_REQUIREMENT_: Pick out all lines with the word "screenshot" from the records that follow.

(Interface dataset entries)

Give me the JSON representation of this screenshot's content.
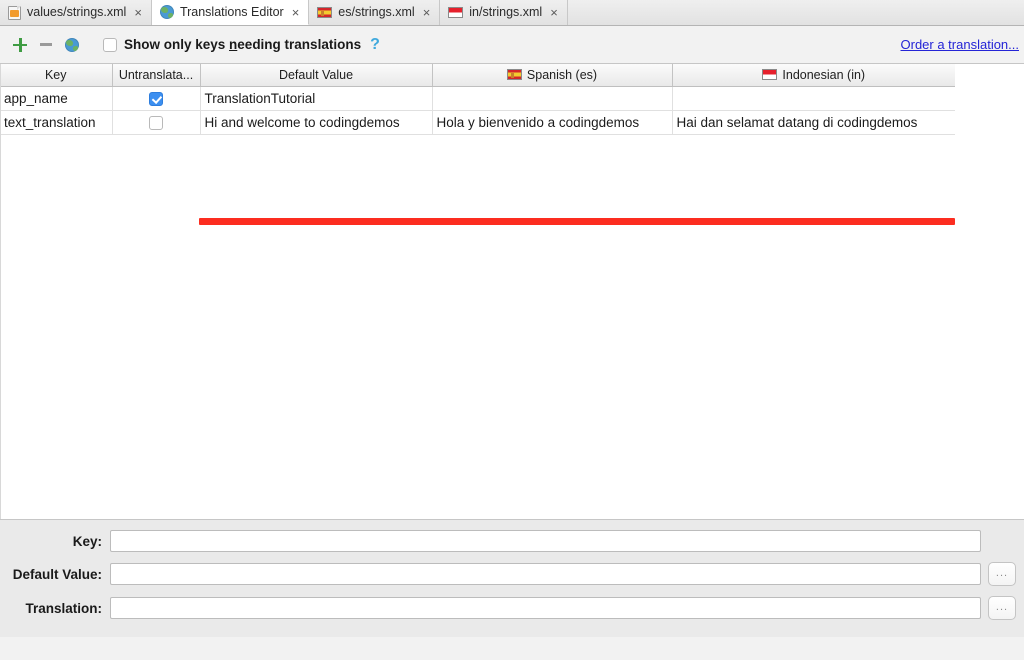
{
  "tabs": [
    {
      "label": "values/strings.xml",
      "icon": "xml-file-icon",
      "active": false,
      "close": "×"
    },
    {
      "label": "Translations Editor",
      "icon": "globe-icon",
      "active": true,
      "close": "×"
    },
    {
      "label": "es/strings.xml",
      "icon": "spain-flag-icon",
      "active": false,
      "close": "×"
    },
    {
      "label": "in/strings.xml",
      "icon": "indonesia-flag-icon",
      "active": false,
      "close": "×"
    }
  ],
  "toolbar": {
    "add_label": "+",
    "remove_label": "−",
    "locale_icon": "globe-icon",
    "filter_checkbox_checked": false,
    "filter_label_pre": "Show only keys ",
    "filter_label_mnemonic": "n",
    "filter_label_post": "eeding translations",
    "help_label": "?",
    "order_link": "Order a translation..."
  },
  "table": {
    "columns": [
      {
        "label": "Key",
        "icon": null
      },
      {
        "label": "Untranslata...",
        "icon": null
      },
      {
        "label": "Default Value",
        "icon": null
      },
      {
        "label": "Spanish (es)",
        "icon": "spain-flag-icon"
      },
      {
        "label": "Indonesian (in)",
        "icon": "indonesia-flag-icon"
      }
    ],
    "rows": [
      {
        "key": "app_name",
        "untranslatable": true,
        "default_value": "TranslationTutorial",
        "spanish": "",
        "indonesian": ""
      },
      {
        "key": "text_translation",
        "untranslatable": false,
        "default_value": "Hi and welcome to codingdemos",
        "spanish": "Hola y bienvenido a codingdemos",
        "indonesian": "Hai dan selamat datang di codingdemos"
      }
    ]
  },
  "annotation": {
    "shape": "red-underline-highlight",
    "color": "#fc2d20"
  },
  "form": {
    "key": {
      "label": "Key:",
      "value": "",
      "placeholder": ""
    },
    "default_value": {
      "label": "Default Value:",
      "value": "",
      "placeholder": "",
      "browse_label": "..."
    },
    "translation": {
      "label": "Translation:",
      "value": "",
      "placeholder": "",
      "browse_label": "..."
    }
  },
  "colors": {
    "accent_link": "#2424d6",
    "add_green": "#3f9c43",
    "checkbox_blue": "#3c8ff0",
    "annotation_red": "#fc2d20",
    "help_blue": "#3fa9dd"
  }
}
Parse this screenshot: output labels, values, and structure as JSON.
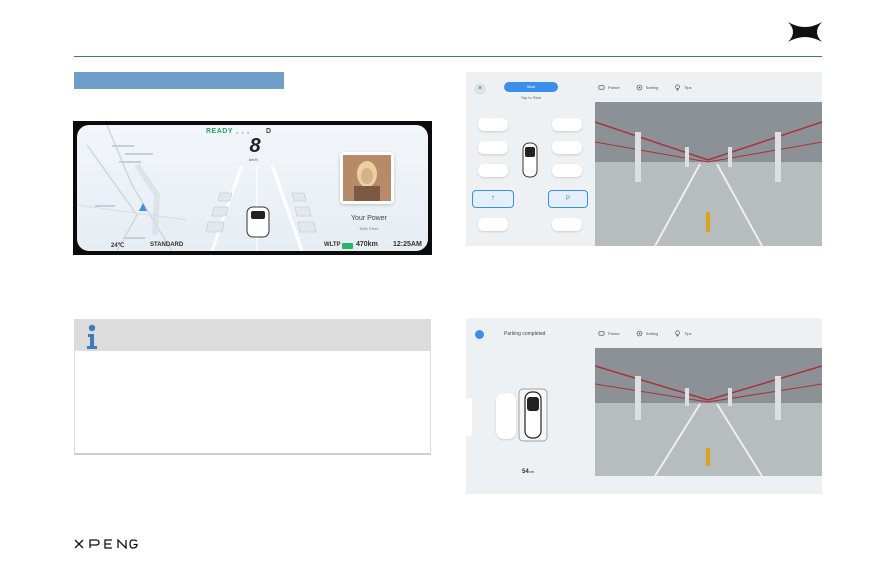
{
  "brand": {
    "wordmark": "XPENG",
    "logo_icon": "xpeng-x-logo"
  },
  "cluster": {
    "ready": "READY",
    "gear": "D",
    "speed": "8",
    "speed_unit": "km/h",
    "song": "Your Power",
    "artist": "Billie Eilish",
    "temperature": "24℃",
    "drive_mode": "STANDARD",
    "range_cycle": "WLTP",
    "range": "470km",
    "time": "12:25AM",
    "battery_color": "#2bb56a",
    "ready_color": "#2aa36b"
  },
  "apa_start": {
    "start_label": "Start",
    "start_sub": "Tap to Start",
    "tabs": [
      "Parker",
      "Setting",
      "Tips"
    ],
    "accent": "#3b8eea"
  },
  "apa_done": {
    "status": "Parking completed",
    "distance": "54",
    "distance_unit": "cm",
    "tabs": [
      "Parker",
      "Setting",
      "Tips"
    ]
  },
  "colors": {
    "rule": "#2b7e93",
    "section_bar": "#6f9fc9",
    "info_head": "#dcdcdc",
    "info_icon": "#3f7db8"
  }
}
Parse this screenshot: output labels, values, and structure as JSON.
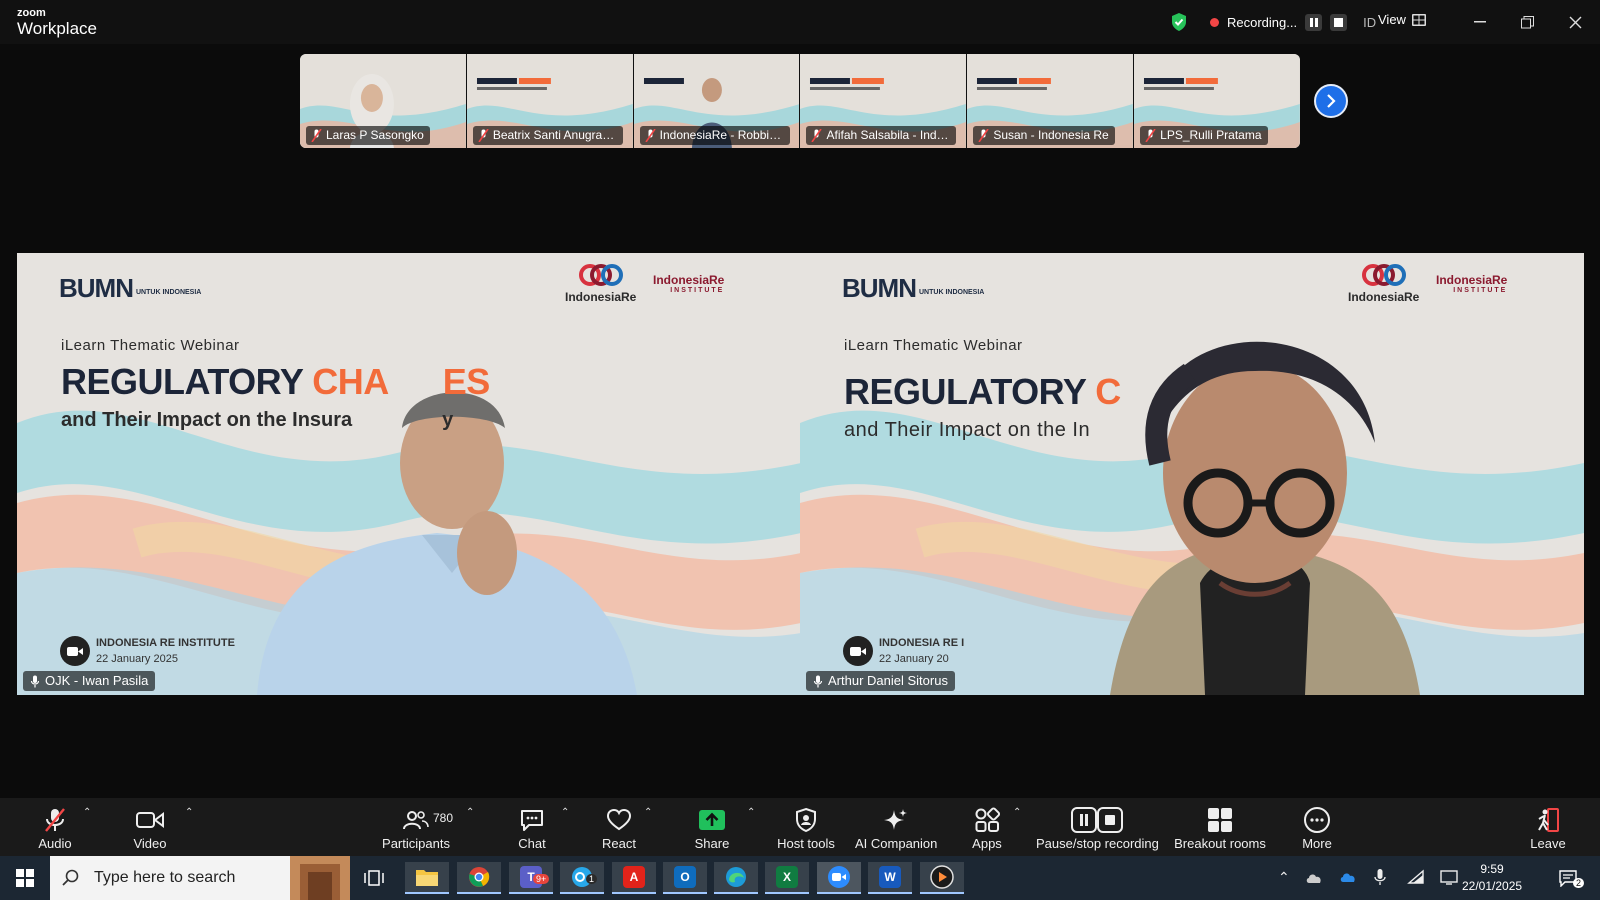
{
  "app": {
    "brand_small": "zoom",
    "brand_name": "Workplace"
  },
  "recording": {
    "status": "Recording...",
    "lang": "ID",
    "view_label": "View"
  },
  "thumbnails": [
    {
      "name": "Laras P Sasongko"
    },
    {
      "name": "Beatrix Santi Anugrah_..."
    },
    {
      "name": "IndonesiaRe - Robbi W..."
    },
    {
      "name": "Afifah Salsabila - Indo..."
    },
    {
      "name": "Susan - Indonesia Re"
    },
    {
      "name": "LPS_Rulli Pratama"
    }
  ],
  "slide": {
    "bumn": "BUMN",
    "bumn_small": "UNTUK INDONESIA",
    "logo_a": "IndonesiaRe",
    "logo_b": "IndonesiaRe",
    "logo_b_sub": "INSTITUTE",
    "webinar": "iLearn Thematic Webinar",
    "title_dark": "REGULATORY",
    "left_title_orange": "CHA",
    "left_title_orange_tail": "ES",
    "left_subtitle_a": "and Their Impact on the Insura",
    "left_subtitle_b": "y",
    "right_title_orange": "C",
    "right_subtitle": "and Their Impact on the In",
    "left_institute": "INDONESIA RE INSTITUTE",
    "right_institute": "INDONESIA RE I",
    "left_date": "22 January 2025",
    "right_date": "22 January 20",
    "thumb_title": "REGULATORY CHANGES",
    "thumb_sub": "and Their Impact on the Insurance Industry",
    "thumb_small": "iLearn Thematic Webinar"
  },
  "speakers": {
    "left": "OJK - Iwan Pasila",
    "right": "Arthur Daniel Sitorus"
  },
  "toolbar": {
    "audio": "Audio",
    "video": "Video",
    "participants": "Participants",
    "participants_count": "780",
    "chat": "Chat",
    "react": "React",
    "share": "Share",
    "host_tools": "Host tools",
    "ai_companion": "AI Companion",
    "apps": "Apps",
    "pause_stop": "Pause/stop recording",
    "breakout": "Breakout rooms",
    "more": "More",
    "leave": "Leave"
  },
  "taskbar": {
    "search_placeholder": "Type here to search",
    "teams_badge": "9+",
    "outlook_badge": "1",
    "time": "9:59",
    "date": "22/01/2025",
    "notif_count": "2"
  },
  "colors": {
    "accent_green": "#2dd36a",
    "recording_red": "#f24646",
    "share_green": "#20c05c",
    "brand_orange": "#f26b3a"
  }
}
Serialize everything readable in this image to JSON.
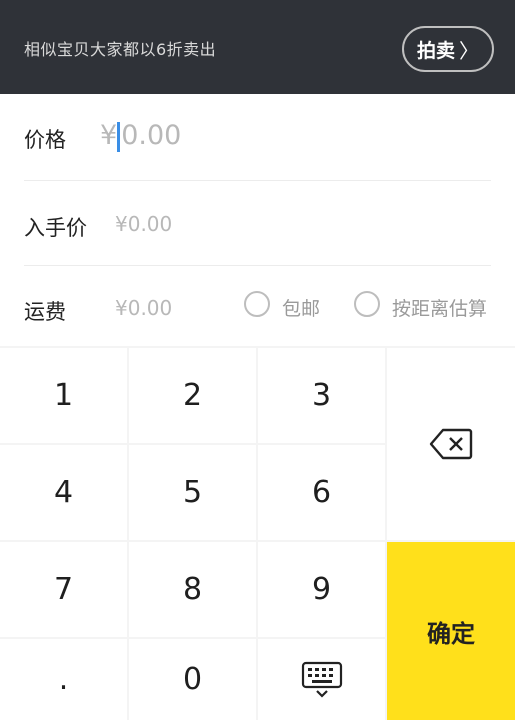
{
  "topbar": {
    "hint": "相似宝贝大家都以6折卖出",
    "auction_button": "拍卖",
    "auction_chevron": "〉"
  },
  "form": {
    "price": {
      "label": "价格",
      "currency": "¥",
      "placeholder": "0.00"
    },
    "buy_price": {
      "label": "入手价",
      "placeholder": "¥0.00"
    },
    "shipping": {
      "label": "运费",
      "placeholder": "¥0.00",
      "options": [
        "包邮",
        "按距离估算"
      ]
    }
  },
  "keypad": {
    "keys": [
      "1",
      "2",
      "3",
      "4",
      "5",
      "6",
      "7",
      "8",
      "9",
      ".",
      "0"
    ],
    "confirm": "确定",
    "backspace_icon": "backspace-icon",
    "keyboard_icon": "keyboard-hide-icon",
    "accent_color": "#ffe01b"
  }
}
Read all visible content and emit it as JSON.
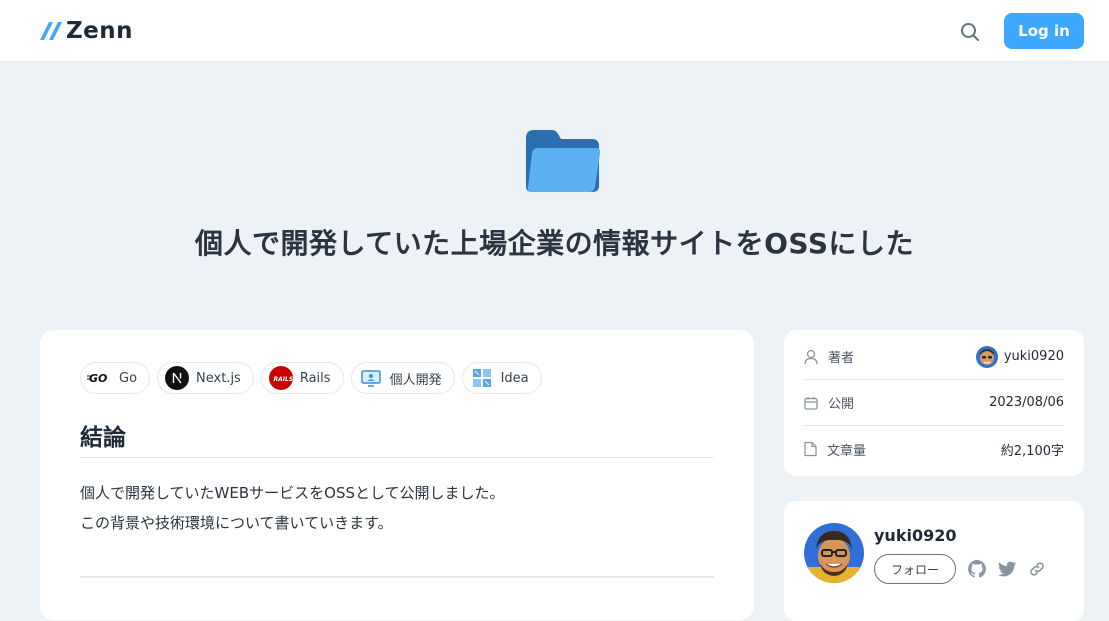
{
  "header": {
    "logo_text": "Zenn",
    "login_label": "Log in",
    "accent_color": "#3ea8ff"
  },
  "article": {
    "emoji": "folder-icon",
    "title": "個人で開発していた上場企業の情報サイトをOSSにした",
    "topics": [
      {
        "label": "Go",
        "icon": "go-logo-icon"
      },
      {
        "label": "Next.js",
        "icon": "nextjs-logo-icon"
      },
      {
        "label": "Rails",
        "icon": "rails-logo-icon"
      },
      {
        "label": "個人開発",
        "icon": "monitor-icon"
      },
      {
        "label": "Idea",
        "icon": "grid-icon"
      }
    ],
    "heading": "結論",
    "paragraph_lines": [
      "個人で開発していたWEBサービスをOSSとして公開しました。",
      "この背景や技術環境について書いていきます。"
    ]
  },
  "info": {
    "author_label": "著者",
    "author_value": "yuki0920",
    "published_label": "公開",
    "published_value": "2023/08/06",
    "length_label": "文章量",
    "length_value": "約2,100字"
  },
  "author_card": {
    "name": "yuki0920",
    "follow_label": "フォロー"
  }
}
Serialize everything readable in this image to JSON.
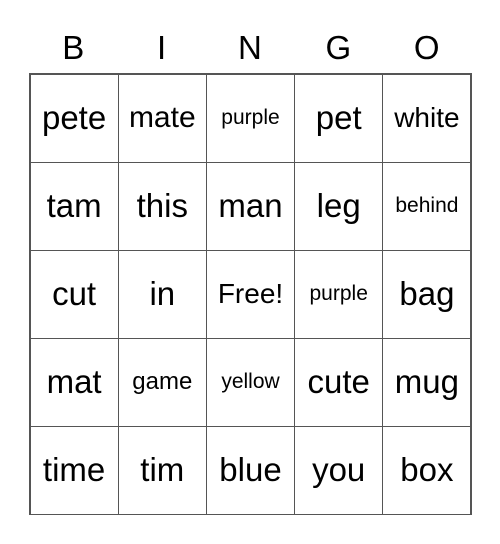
{
  "header": [
    "B",
    "I",
    "N",
    "G",
    "O"
  ],
  "cells": [
    [
      "pete",
      "mate",
      "purple",
      "pet",
      "white"
    ],
    [
      "tam",
      "this",
      "man",
      "leg",
      "behind"
    ],
    [
      "cut",
      "in",
      "Free!",
      "purple",
      "bag"
    ],
    [
      "mat",
      "game",
      "yellow",
      "cute",
      "mug"
    ],
    [
      "time",
      "tim",
      "blue",
      "you",
      "box"
    ]
  ]
}
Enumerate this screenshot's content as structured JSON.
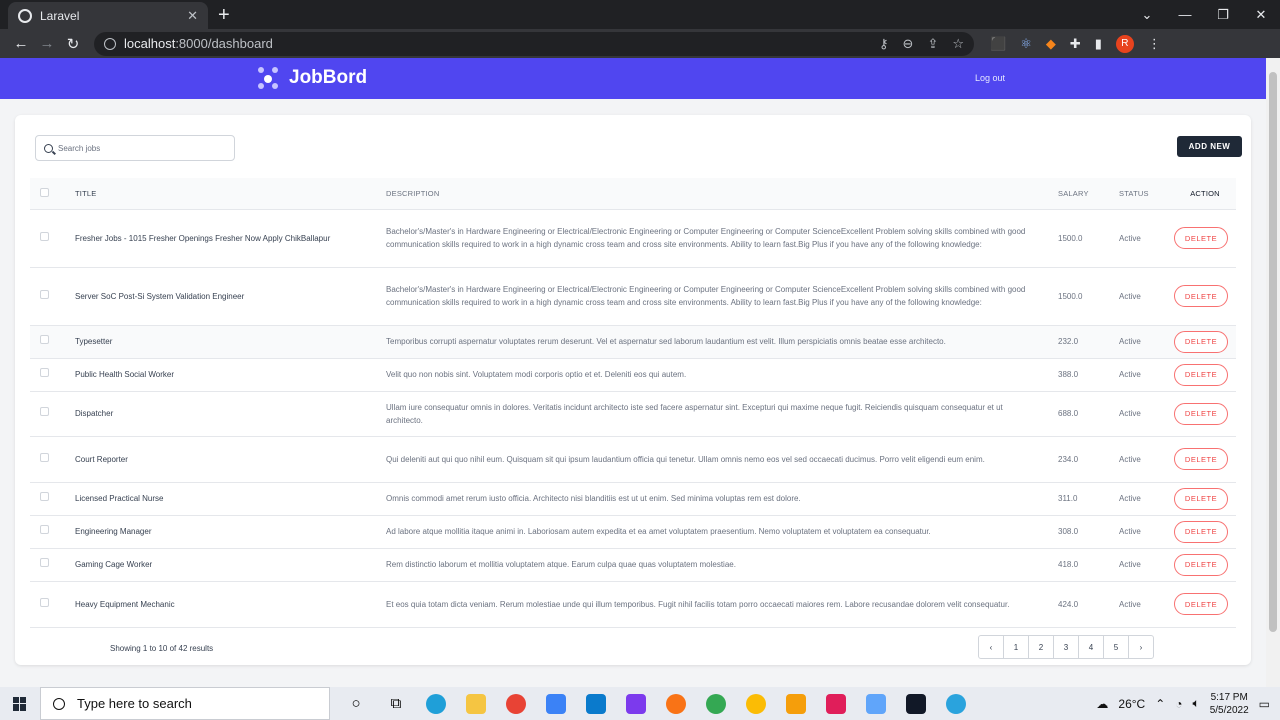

_RESPONSE AREA_:
Give me the JSON representation of this screenshot's content.
Parse this screenshot: output labels, values, and structure as JSON.
Parse this screenshot: output labels, values, and structure as JSON.
Enumerate this screenshot's content as structured JSON.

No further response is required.